Medical Detox for Alcohol Use Disorder

Detox is one of the most challenging parts of alcohol addiction recovery. During this period, all the alcohol leaves the system. Since brain chemistry has been altered by too much alcohol, it can cause serious physical symptoms: shaking, vomiting and even hallucinations.

That’s where medical detox can help — to help the body adjust to the absence of alcohol, a healthcare professional administers medications to combat the withdrawal symptoms. This can reduce pain and prevent potentially dangerous effects. Doctors decrease the dosage until the body can tolerate an alcohol-free existence. In an inpatient setting like ours at Camelback Recovery, the patient also benefits from a safe, comfortable environment and round-the-clock mental health support.

Not everyone with alcohol use disorder requires medical detox. With milder forms, it may be possible to bear the withdrawal symptoms without medical intervention.

Residential Inpatient Rehab Programs for Alcoholism

Once a person has reached the middle and late stages of an alcohol use disorder, inpatient alcohol rehab is often the most effective intervention. For 45-60 days, the person moves into a residential alcohol treatment center. During that time, they work with medical and psychiatric professionals on therapy, medical treatments and other interventions. The treatment plan varies from person to person but usually includes individual and group counseling.

An inpatient program is a chance to step away from everyday life and focus on recovery. Since the setting and schedule are structured, there’s no need to make decisions or worry about anything — a welcome relief for people struggling with alcohol dependence. Families can rest assured knowing their loved one is safe and supervised 24/7.

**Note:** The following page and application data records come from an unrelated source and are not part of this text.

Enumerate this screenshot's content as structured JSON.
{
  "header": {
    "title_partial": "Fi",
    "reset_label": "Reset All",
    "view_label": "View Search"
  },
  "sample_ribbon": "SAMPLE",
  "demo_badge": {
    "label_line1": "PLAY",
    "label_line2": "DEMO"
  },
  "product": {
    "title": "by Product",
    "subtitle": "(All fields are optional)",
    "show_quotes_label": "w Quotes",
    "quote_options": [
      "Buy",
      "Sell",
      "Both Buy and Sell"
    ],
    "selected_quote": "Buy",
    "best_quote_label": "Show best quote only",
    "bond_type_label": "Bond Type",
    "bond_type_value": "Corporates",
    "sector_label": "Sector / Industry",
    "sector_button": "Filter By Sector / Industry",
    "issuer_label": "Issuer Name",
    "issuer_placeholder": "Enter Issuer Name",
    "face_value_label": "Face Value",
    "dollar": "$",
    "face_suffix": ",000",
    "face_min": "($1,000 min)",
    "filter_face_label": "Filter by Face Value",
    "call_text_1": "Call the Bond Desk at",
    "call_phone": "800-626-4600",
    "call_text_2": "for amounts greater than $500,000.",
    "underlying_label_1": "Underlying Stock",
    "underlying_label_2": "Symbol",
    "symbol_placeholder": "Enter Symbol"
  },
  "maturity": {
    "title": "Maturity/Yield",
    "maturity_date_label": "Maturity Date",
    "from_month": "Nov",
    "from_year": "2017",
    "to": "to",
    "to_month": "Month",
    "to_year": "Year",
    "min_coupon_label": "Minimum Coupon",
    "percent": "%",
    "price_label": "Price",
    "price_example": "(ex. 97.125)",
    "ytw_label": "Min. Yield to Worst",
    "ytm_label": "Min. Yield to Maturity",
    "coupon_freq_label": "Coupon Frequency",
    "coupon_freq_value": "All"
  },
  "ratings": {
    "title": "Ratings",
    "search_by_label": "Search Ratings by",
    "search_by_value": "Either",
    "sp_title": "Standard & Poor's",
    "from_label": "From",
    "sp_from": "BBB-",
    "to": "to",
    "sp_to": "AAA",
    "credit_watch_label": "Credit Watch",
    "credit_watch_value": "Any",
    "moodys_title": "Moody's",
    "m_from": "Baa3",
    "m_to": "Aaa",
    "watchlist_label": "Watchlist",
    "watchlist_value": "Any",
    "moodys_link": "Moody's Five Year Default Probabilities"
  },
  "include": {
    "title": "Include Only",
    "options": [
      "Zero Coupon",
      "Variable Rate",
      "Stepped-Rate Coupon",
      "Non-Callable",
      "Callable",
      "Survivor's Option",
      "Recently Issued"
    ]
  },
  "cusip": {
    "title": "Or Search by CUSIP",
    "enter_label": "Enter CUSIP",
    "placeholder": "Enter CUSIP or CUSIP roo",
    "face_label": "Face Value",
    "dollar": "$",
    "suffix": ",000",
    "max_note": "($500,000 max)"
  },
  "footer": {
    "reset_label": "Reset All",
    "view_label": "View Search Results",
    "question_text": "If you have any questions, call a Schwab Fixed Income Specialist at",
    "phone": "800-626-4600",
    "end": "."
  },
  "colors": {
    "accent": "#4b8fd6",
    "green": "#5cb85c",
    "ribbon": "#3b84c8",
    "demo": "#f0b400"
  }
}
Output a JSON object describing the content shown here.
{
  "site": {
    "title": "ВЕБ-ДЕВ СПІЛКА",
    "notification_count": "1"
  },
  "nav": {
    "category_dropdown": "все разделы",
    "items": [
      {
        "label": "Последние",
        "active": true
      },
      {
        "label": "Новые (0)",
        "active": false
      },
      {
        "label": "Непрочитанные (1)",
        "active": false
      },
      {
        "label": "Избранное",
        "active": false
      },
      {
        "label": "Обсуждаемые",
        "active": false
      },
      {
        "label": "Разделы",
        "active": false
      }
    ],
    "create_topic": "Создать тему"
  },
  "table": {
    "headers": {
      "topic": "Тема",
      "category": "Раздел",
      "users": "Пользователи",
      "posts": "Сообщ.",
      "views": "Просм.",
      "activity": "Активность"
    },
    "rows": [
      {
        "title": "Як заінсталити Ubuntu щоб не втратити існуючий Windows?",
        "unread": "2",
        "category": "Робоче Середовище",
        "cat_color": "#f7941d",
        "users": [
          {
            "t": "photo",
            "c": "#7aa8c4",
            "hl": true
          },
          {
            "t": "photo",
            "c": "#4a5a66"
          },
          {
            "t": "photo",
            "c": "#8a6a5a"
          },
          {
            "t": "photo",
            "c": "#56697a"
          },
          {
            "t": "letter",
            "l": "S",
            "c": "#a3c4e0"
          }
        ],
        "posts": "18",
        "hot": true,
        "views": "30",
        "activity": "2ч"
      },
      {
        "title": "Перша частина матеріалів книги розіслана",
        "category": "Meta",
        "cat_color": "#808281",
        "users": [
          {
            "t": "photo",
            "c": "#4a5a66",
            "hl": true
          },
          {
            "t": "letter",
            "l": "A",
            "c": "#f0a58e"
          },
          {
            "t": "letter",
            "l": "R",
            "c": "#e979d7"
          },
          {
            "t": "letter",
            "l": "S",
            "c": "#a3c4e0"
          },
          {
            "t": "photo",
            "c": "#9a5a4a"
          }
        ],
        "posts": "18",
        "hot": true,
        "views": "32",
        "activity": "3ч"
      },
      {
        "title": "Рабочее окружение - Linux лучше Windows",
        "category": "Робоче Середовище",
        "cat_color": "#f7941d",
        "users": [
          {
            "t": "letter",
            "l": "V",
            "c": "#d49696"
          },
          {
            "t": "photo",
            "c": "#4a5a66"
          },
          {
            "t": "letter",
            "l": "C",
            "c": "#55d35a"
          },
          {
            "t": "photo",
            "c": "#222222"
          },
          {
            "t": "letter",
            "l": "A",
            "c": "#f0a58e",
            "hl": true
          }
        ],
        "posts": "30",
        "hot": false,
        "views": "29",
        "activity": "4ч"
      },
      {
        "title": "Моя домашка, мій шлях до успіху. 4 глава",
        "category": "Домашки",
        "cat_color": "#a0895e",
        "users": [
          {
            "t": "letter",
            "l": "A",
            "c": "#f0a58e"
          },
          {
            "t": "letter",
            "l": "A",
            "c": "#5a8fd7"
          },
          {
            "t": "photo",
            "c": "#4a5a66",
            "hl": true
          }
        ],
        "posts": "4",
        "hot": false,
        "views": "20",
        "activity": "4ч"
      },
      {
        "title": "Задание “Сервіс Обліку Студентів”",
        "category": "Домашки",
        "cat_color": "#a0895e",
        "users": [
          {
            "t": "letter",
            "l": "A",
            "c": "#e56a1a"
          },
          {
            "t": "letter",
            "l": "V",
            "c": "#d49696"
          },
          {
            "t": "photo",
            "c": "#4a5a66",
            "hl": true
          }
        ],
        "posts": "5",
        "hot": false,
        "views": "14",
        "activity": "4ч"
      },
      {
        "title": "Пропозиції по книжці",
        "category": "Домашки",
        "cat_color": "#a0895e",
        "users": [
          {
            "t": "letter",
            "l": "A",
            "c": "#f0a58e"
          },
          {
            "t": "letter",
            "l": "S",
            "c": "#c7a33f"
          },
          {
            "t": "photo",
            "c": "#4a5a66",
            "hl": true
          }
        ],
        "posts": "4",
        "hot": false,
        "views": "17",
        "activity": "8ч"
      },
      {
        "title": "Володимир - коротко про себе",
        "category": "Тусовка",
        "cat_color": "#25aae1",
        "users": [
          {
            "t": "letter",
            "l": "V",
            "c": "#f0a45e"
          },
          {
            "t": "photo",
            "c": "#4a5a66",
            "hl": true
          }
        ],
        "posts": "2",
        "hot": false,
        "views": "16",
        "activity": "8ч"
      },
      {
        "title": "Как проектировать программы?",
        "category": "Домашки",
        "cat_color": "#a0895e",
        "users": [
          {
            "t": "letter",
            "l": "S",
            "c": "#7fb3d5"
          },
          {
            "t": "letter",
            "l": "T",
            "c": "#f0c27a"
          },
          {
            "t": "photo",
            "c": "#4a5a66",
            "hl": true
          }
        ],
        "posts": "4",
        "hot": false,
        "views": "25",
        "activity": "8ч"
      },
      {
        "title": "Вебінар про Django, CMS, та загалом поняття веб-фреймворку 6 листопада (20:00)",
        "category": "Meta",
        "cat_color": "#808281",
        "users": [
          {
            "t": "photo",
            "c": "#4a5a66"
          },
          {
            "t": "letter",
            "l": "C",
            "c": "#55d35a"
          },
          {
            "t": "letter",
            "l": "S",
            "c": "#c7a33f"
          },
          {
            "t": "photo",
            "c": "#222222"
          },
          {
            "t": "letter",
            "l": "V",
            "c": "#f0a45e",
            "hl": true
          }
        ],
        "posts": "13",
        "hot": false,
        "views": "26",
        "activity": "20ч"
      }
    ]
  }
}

Outpatient Treatment for Alcoholism

Outpatient addiction treatment is similar to an inpatient treatment program; however, the patient doesn’t live at the facility. They come for therapeutic activities but go home at the end of each day.

Rehab Aftercare To Support Long-Lasting Sobriety

Rehab is just the first step in recovery. After a patient leaves, they’re in a vulnerable state — aftercare can help them resist temptation, manage triggers and build a new, alcohol-free life. At Camelback Recovery, we develop an aftercare plan for every patient and connect them with the appropriate resources. With continued work and support, it’s possible to maintain long-term sobriety.

Common aftercare activities include:

  • Therapy (group, individual and family)
  • 12-step programs (Alcoholics Anonymous)
  • Case management
  • Life Coaching
  • Medication management
  • Sober living homes
  • Healthy eating and exercise routine

Therapies Used in Treatment

Here at Camelback Recovery, we use a variety of therapeutic tools to treat alcohol use disorder.

Neurobehavioral Therapy: This intervention strategy happens in two phases. First, a clinician uses a set of assessment tools to identify the problems that led to addictive behaviors — among alcoholics, this might include impulsivity or mood swings. Then, they come up with a targeted treatment to alter the neural pathways and a set of metrics to monitor progress. At Camelback Recovery, the leading mental health and addiction treatment center in Phoenix, AZ, we use cutting-edge technology to aid the process and change problematic behaviors.

Cognitive Behavioral Therapy (CBT): This type of traditional counseling aims to identify and change the unhelpful patterns of thought and behavior that contribute to alcohol problems. The patient learns to change thoughts, develop new beliefs and build healthy coping strategies.

Motivational Enhancement Therapy (MET): These sessions help the patient develop a strong sense of internal motivation. This can help them feel more engaged in the treatment process and create a desire to change destructive behaviors.

Family Therapy: Alcohol use disorder affects more than the individual; it can also damage family relationships. Family therapy can repair those bonds and educate family members about alcohol abuse.

Support Groups: These groups offer peer-to-peer counseling, education and a supportive community.